|Air source heat pump||Biomass||Ground source heat pump||Solar thermal|
|Tariff (p/kWh renewable heat)||7.3||12.2||18.8||19.2|
- for biomass the renewable heat generated will be based on an estimated figure of heat demand from an Energy Performance Certificate (EPC)
- for heat pumps the renewable heat generated will be based on an estimate of the heat demand from an EPC combined with an estimate of the heat pump’s efficiency
- for solar thermal systems the renewable heat generated will be based on the estimate of system performance completed as part of an Microgeneration Certification Scheme (MCS) installation
- to help improve performance of renewable heating systems, there will be an extra incentive for applicants who install metering and monitoring service packages, of £230 per year for heat pumps and £200 per year for biomass boilers
- to be eligible the system must be certified under the Microgeneration Certification Scheme (MCS) scheme and meet relevant standards for each technology
- all applicants are required to complete a Green Deal Assessment (GDA) before applying and to ensure they meet minimum energy efficiency requirements of loft and cavity insulation where required by the GDA
- any public grants previously received, including RHPP, will be deducted to avoid a double subsidy
- tariffs will change annually in line with the Retail Price Index (RPI)
- DECC intend to introduce a system of degression to control the costs of the scheme.

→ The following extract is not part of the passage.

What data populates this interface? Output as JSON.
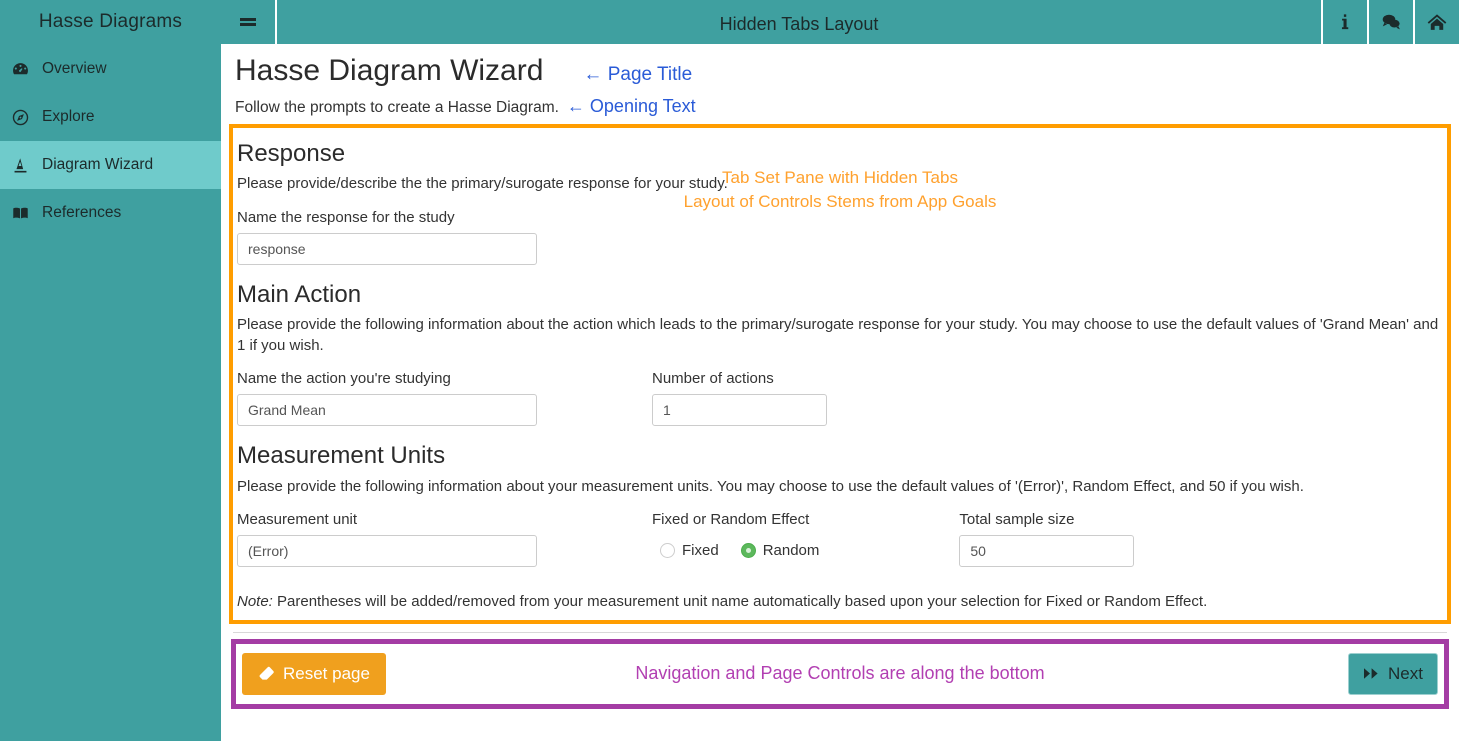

This is where tariffs are reduced over time for new applications to the scheme. Those who have already secured their tariff will not have their tariff reduced due to cost control. DECC will announce further details on the cost control policy in Autumn 2013.
Please note that this is not an exhaustive list of all the criteria of the scheme and the details of the scheme are subject to further clarification and parliamentary approval therefore please keep this in mind when making a decision about installing a renewables system. You can find further details about the scheme and link to all the related policy documents on the UK Government website.